One of our favorite WordPress plugins is the Genesis Extender Plugin by Cobalt Apps, primarily for the time that it saves on mundane tasks. We don’t typically use the simple drag and drop tools that are popular to non-coders. For the most part, it saves us a great deal of time with organization of the different components of customizing a Genesis theme. This includes building layouts (such as sidebars), inserting things into pages by conveniently dropping in code and eliminates our need to manipulate screenshots to view the effects of CSS and style customization.
Leave the Heavy Lifting to Someone Else
If you could have someone else do most of the heavy lifting for a small price, it’s a win-win situation. That’s what the WordPress Genesis Extender Plugin is. And if you’ve ever worked with the Genesis framework, you’d know what a pain it is to use for layout purposes. Using standard WordPress forms is easy as templates are laid out very clearly. You’ll see the structure on the page in a sample template and you can simply add or remove code in the template, which generates a page from top to bottom in one place.
Take a look at the example on the right. It’s a sample from the header of a stock WordPress template. It’s pretty easy to read for even coding novices. You can see the body starts on top and the page is built as you move down, with the header clearly identified. If you want something to appear in the header, it’s quite easy to do with a standard WordPress template – just stick the code into the area where you want it to appear or delete or change what you don’t want to appear. If you want to add the words “Best WordPress Templates” into the footer of your website, open the footer.php file and type it into the area where you want it to appear enclosed with the appropriate tags – and you’re done. If you want to remove the annoying “You are here” prefix that Genesis adds to the site breadcrumb, you’ll need to filter those words out too by plugging in that code into the functions.php file. That’s why many prefer to work with standard WordPress templates since it’s straightforward, linear and easy to visualize.
Genesis Extender Makes Design and Page Building Easy
Genesis takes a different approach to templating and uses filters. In order to stick in code in the header you need to know what “Genesis function” is used to filter out what appears by default and replace it with something else. If you want breadcrumbs to appear different, you will make modifications using functions inserted into the functions.php file. This will modify the standard Genesis output, replacing it with your preference.

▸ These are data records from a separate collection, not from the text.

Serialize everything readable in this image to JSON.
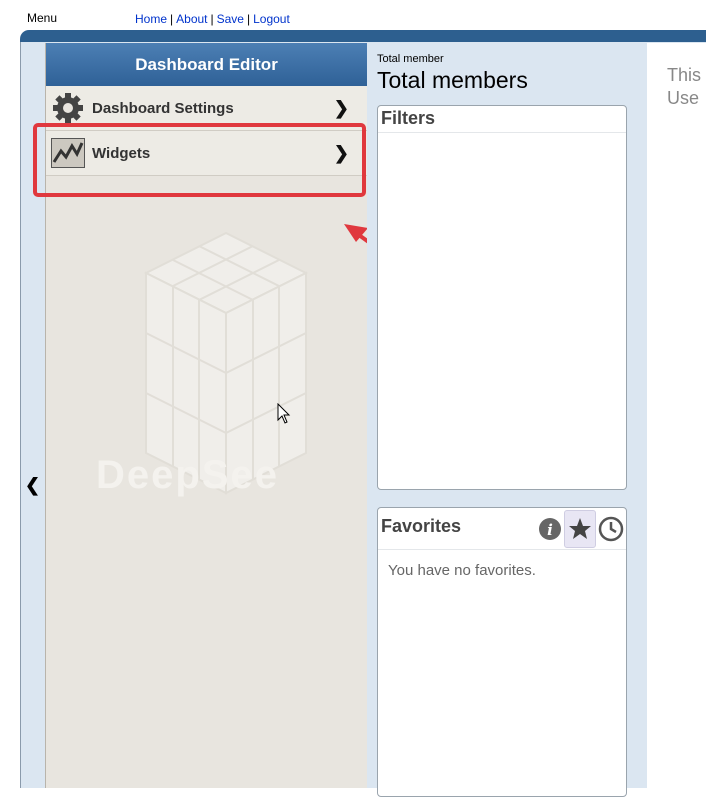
{
  "nav": {
    "menu": "Menu",
    "links": [
      "Home",
      "About",
      "Save",
      "Logout"
    ]
  },
  "editor": {
    "title": "Dashboard Editor",
    "items": [
      {
        "label": "Dashboard Settings",
        "icon": "gear-icon"
      },
      {
        "label": "Widgets",
        "icon": "chart-line-icon"
      }
    ],
    "watermark": "DeepSee"
  },
  "main": {
    "subtitle": "Total member",
    "title": "Total members",
    "filters_title": "Filters",
    "favorites_title": "Favorites",
    "favorites_empty": "You have no favorites."
  },
  "right": {
    "line1": "This",
    "line2": "Use"
  },
  "colors": {
    "header": "#2f6197",
    "highlight": "#e0383e",
    "link": "#0033cc"
  }
}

For example, if you want to replace the the footer copyright text that carries Genesis branding, you don’t delete the text in the footer.php file and remove it. You have to add a filter to “filter out” the text and then insert your text of choice. Every time a page loads, the template does a replacement. This makes Genesis templates more challenging to modify in certain ways. The Genesis Extender Plugin simplifies the task of remember which function does what on the page in a wonderfully convenient dropdown. You can see what “hooks” are in the head of the page, header, content area, footer and what area of a page they will affect. To me this saves time looking up Genesis references.
Change CSS Dynamically to Preview Pages
Another part of the Genesis Extender Plugin that we find indispensable is the ability to change elements of a page and view changes live. What I used to do (and sometimes still do) is take screen shots of pages and modify the colors using Adobe Photoshop. While I’ll still use this method as a quick and dirty way to find the perfect colors and matches for certain elements on a website page, this tool makes it unnecessary at least half the time I would use the screenshot and edit method.
As you can see, what’s really nice about this plugin is that you can play with the color variable using a CSS slider (which isn’t visible) which then places the exact color into code and ready to be inserted directly into your WordPress Genesis child theme. The color modifications being changed in that dark box titled “Color” also changes the header and top navigation menu you see in the image, so that you can get a good understanding of how it would appear at the top of the page. You can use this tool on many elements on a page and change many different characteristics, having an instant preview of how the page would appear. I find this part of the WordPress plugin worth the cost.
Genesis Extender Plugin or Dynamik Theme?
The question I try to answer is how I will use the great tools provided by Cobalt Apps. Personally we prefer to work with existing themes so the Extender Plugin is the solution for us. Others greatly prefer working with a more flexible finished product that already comes “mostly complete” with the ability to vary. Different layouts are provided with the Dynamik Theme and they are effective – but the theme does not allow for the use of other Genesis themes in conjunction with Dynamik. The easiest way to understand how Dynamic differs from the Extender plugin is by taking a look at the demonstration page for the Dynamik Theme for Genesis.
Conclusion: A Time Saving Plugin for Coders and Non-Coders